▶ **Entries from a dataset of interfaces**
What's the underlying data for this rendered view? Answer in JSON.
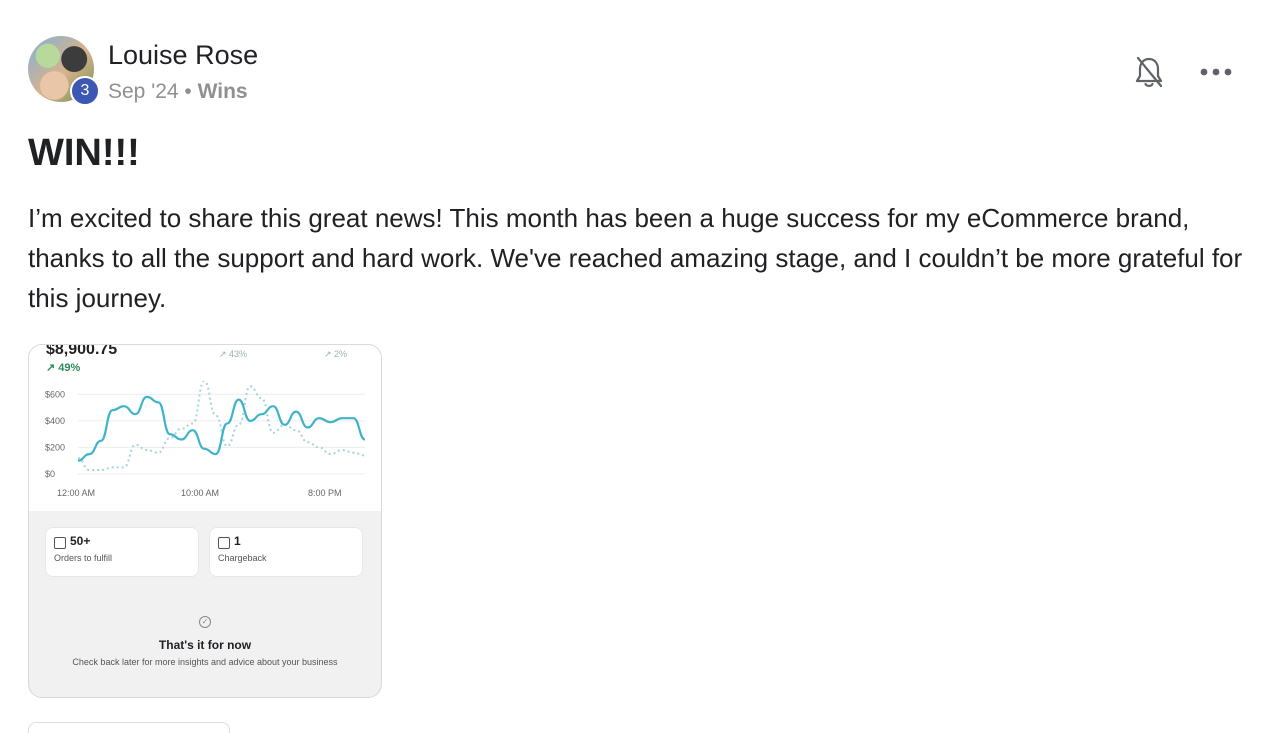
{
  "post": {
    "author": "Louise Rose",
    "level": "3",
    "date": "Sep '24",
    "separator": "•",
    "category": "Wins",
    "title": "WIN!!!",
    "body": "I’m excited to share this great news! This month has been a huge success for my eCommerce brand, thanks to all the support and hard work. We've reached amazing stage, and I couldn’t be more grateful for this journey."
  },
  "header_icons": {
    "bell": "bell-off-icon",
    "more": "more-horizontal-icon"
  },
  "attachment": {
    "total_sales": "$8,900.75",
    "growth": "↗ 49%",
    "stat_a": "↗ 43%",
    "stat_b": "↗ 2%",
    "cards": [
      {
        "value": "50+",
        "label": "Orders to fulfill",
        "icon": "inbox-icon"
      },
      {
        "value": "1",
        "label": "Chargeback",
        "icon": "clipboard-icon"
      }
    ],
    "done_title": "That's it for now",
    "done_desc": "Check back later for more insights and advice about your business",
    "colors": {
      "primary_line": "#3fb3c9",
      "comparison_line": "#9fd6dd",
      "growth": "#2e8b57"
    }
  },
  "chart_data": {
    "type": "line",
    "y_ticks": [
      "$600",
      "$400",
      "$200",
      "$0"
    ],
    "ylim": [
      0,
      700
    ],
    "x_ticks": [
      "12:00 AM",
      "10:00 AM",
      "8:00 PM"
    ],
    "series": [
      {
        "values": [
          100,
          150,
          250,
          480,
          510,
          450,
          580,
          540,
          300,
          260,
          330,
          190,
          150,
          380,
          560,
          400,
          450,
          510,
          370,
          470,
          350,
          420,
          390,
          420,
          420,
          260
        ]
      },
      {
        "values": [
          120,
          30,
          30,
          50,
          50,
          220,
          180,
          160,
          270,
          340,
          380,
          700,
          440,
          210,
          370,
          660,
          570,
          310,
          370,
          330,
          240,
          200,
          150,
          180,
          160,
          140
        ]
      }
    ]
  }
}
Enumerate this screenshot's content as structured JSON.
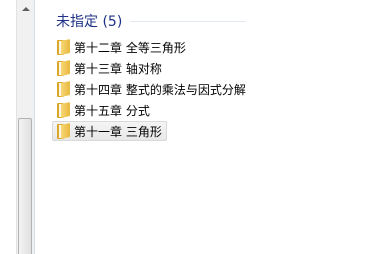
{
  "group": {
    "title": "未指定 (5)"
  },
  "items": [
    {
      "label": "第十二章 全等三角形"
    },
    {
      "label": "第十三章 轴对称"
    },
    {
      "label": "第十四章 整式的乘法与因式分解"
    },
    {
      "label": "第十五章 分式"
    },
    {
      "label": "第十一章 三角形"
    }
  ],
  "icons": {
    "folder": "folder-icon"
  },
  "colors": {
    "group_title": "#1e3287",
    "folder": "#e9b73c",
    "selection": "#e8e8e8"
  }
}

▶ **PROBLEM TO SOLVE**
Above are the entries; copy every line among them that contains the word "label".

▶ **OUTPUT FOR THIS EXERCISE**
        "label": "Orders to fulfill",
        "label": "Chargeback",
      "label": "第十二章 全等三角形"
      "label": "第十三章 轴对称"
      "label": "第十四章 整式的乘法与因式分解"
      "label": "第十五章 分式"
      "label": "第十一章 三角形"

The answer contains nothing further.